This week--we celebrate National Small Business Week. My twitter feed is running wild with pronouncements from POTUS, tons of SBA events, and lots of public relations twists from various companies looking to show their support of the small-business community.

And while we indeed have a lot to celebrate with the continuous innovation and success of our entrepreneurial ecosystem, I would argue that there are grave concerns--particularly in how our small-business owners and entrepreneurs access the vital capital they need to grow and evolve their businesses.

Let me explain.

As you read this, there are some thousands of sales people in hundreds of companies around the country hammering away on the phones trying to convince business owners to take up their too good to be true offers for working capital in their banking accounts in 24--48 hours.

The offer is so tempting. The salesperson might say--I will give you $50K, and you will pay me back $60K. Sound like a 20% interest rate--not so fast. In this example, if the money is paid off over six months, and debited out of the business owners account in daily increments--the effective APR in closer to 80%.

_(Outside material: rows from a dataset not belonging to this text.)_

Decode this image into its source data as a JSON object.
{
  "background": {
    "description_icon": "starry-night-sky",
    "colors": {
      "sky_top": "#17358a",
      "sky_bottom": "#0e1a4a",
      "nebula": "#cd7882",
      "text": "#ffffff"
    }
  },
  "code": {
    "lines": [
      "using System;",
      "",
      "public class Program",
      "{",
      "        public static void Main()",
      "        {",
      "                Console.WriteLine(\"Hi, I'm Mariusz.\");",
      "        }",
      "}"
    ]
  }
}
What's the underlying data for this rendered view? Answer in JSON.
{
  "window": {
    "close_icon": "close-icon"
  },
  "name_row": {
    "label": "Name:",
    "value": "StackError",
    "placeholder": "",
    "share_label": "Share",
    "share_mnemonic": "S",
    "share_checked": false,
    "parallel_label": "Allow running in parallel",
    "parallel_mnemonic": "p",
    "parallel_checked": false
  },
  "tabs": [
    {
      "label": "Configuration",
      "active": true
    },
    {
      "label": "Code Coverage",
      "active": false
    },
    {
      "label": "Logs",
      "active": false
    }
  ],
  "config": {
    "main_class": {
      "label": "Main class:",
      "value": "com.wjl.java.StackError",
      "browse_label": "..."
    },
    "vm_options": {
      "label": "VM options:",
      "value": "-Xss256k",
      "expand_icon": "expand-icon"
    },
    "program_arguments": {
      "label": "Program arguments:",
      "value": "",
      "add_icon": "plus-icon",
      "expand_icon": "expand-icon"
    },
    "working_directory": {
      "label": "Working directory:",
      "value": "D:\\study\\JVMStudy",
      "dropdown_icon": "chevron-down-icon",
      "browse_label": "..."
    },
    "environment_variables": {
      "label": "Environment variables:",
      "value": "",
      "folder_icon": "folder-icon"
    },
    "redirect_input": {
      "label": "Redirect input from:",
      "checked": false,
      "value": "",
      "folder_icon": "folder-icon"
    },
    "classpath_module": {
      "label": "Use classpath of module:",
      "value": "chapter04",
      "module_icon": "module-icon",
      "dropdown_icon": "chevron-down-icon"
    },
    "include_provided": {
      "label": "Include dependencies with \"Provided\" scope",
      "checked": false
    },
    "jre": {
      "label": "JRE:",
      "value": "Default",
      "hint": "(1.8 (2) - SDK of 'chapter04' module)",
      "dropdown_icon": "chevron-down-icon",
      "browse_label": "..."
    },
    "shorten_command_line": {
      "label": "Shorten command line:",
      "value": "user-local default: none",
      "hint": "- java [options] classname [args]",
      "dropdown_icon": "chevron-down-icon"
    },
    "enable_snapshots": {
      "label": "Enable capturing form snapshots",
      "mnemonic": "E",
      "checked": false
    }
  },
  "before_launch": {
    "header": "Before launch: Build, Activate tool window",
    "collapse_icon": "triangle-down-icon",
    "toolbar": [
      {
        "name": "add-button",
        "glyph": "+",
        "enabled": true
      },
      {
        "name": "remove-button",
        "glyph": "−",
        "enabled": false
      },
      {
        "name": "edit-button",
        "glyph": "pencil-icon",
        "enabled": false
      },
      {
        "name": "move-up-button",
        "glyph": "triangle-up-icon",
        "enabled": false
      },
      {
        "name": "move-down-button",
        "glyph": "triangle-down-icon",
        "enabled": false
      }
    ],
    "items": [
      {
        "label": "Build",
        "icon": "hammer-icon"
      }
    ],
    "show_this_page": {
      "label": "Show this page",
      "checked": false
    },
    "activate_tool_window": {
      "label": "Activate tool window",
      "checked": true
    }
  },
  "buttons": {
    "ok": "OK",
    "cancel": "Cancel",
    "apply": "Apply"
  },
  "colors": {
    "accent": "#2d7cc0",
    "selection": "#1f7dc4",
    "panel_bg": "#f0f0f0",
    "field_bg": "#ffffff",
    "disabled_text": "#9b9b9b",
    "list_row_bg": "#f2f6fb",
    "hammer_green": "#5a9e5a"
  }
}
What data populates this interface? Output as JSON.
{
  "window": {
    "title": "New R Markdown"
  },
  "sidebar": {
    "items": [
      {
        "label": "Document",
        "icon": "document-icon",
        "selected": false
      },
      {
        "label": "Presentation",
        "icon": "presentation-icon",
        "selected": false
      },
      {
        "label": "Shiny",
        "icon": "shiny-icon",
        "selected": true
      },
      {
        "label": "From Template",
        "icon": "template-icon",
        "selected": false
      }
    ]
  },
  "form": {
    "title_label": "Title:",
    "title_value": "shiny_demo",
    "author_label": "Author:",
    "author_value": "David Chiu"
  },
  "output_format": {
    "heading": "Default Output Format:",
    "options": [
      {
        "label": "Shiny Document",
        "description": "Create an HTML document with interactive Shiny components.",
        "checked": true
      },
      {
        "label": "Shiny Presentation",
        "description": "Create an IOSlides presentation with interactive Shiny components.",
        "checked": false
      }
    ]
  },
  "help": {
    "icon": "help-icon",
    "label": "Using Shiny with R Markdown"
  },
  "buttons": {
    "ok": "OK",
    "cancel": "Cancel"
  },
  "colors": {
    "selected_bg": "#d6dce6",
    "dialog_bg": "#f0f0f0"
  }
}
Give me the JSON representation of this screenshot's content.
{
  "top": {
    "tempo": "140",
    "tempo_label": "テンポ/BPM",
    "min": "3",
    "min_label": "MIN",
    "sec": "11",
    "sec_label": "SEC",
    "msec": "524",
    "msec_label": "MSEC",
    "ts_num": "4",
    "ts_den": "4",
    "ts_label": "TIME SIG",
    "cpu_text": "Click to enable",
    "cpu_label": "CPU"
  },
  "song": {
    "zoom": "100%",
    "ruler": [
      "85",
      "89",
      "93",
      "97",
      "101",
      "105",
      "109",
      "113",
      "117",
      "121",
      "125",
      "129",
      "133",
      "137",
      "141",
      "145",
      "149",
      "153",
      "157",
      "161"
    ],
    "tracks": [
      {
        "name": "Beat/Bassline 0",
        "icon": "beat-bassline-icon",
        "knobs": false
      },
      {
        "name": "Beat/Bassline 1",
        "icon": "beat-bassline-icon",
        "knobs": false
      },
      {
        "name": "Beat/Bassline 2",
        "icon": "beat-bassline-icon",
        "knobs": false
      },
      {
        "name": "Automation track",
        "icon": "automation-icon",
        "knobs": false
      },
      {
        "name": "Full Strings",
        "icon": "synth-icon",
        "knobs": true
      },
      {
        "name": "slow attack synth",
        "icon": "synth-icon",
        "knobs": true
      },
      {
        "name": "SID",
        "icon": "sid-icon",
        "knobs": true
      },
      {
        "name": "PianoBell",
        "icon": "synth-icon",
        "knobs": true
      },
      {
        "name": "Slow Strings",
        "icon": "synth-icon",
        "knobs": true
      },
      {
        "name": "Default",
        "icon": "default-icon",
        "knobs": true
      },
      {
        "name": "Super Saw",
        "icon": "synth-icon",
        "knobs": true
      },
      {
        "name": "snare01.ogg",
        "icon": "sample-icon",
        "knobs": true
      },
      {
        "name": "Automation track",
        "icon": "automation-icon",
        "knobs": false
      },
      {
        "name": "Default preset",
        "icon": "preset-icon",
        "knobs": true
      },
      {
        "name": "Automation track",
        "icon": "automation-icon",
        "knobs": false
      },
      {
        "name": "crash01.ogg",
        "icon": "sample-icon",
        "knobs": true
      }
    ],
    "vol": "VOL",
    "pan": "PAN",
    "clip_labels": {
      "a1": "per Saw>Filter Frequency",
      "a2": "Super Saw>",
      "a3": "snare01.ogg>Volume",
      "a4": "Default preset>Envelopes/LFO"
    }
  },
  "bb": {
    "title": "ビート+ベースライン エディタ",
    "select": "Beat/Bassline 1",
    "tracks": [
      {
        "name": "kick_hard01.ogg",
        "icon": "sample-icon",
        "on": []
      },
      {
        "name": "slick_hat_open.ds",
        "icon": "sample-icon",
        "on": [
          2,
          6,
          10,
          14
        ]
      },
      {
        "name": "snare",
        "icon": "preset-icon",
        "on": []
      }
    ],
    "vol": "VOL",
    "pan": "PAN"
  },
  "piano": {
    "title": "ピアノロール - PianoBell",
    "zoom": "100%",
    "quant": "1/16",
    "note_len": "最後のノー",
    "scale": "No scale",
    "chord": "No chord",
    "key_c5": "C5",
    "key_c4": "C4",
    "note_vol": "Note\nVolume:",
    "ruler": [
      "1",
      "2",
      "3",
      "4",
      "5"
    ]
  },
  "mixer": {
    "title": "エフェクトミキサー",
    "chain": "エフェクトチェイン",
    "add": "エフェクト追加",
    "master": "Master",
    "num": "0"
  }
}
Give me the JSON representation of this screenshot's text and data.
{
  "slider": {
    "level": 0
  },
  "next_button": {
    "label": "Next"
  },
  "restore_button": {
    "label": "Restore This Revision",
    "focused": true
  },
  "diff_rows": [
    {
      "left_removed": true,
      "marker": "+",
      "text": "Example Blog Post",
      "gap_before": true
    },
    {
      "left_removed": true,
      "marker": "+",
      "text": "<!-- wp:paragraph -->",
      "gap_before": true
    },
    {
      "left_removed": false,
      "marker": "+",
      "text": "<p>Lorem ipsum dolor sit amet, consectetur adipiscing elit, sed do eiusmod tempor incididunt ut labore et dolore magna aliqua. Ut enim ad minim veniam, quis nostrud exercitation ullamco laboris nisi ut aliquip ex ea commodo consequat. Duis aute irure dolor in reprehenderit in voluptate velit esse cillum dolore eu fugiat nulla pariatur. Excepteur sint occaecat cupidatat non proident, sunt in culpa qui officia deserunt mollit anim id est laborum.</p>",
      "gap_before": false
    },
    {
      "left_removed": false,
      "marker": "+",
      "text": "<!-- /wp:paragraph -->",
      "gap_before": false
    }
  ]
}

The borrower thinks they're borrowing money at 20% - but they are actually paying about four times that much. It's the beginning of a vicious debt trap that often sends the borrower into multiple rounds of renewals, and in many cases they often shut down their business.

Crazy--yes. Can it be stopped--it should.

I am not opposed to high interest loans. I think there are opportunities where they are necessary and appropriate. I am against pricing schemes that trick the small-business owners we are supposed to be celebrating this week into a trap they can often not get themselves out of.

So what can we do to help?

First of all, if you're in the market for a loan, take the time and demand to know the APR. Don't fall for the trap. Education is key.

And secondly, if you are a fan and advocate of small-business let your legislators know that you believe there should be clear APR disclosures. The legislative and regulatory battle is heating up in Washington and we should let our voices be heard. And if your favorite brands or celebrities are promoting these products, ask them to stop.

This week, let's celebrate small-business owners with actions and not just words.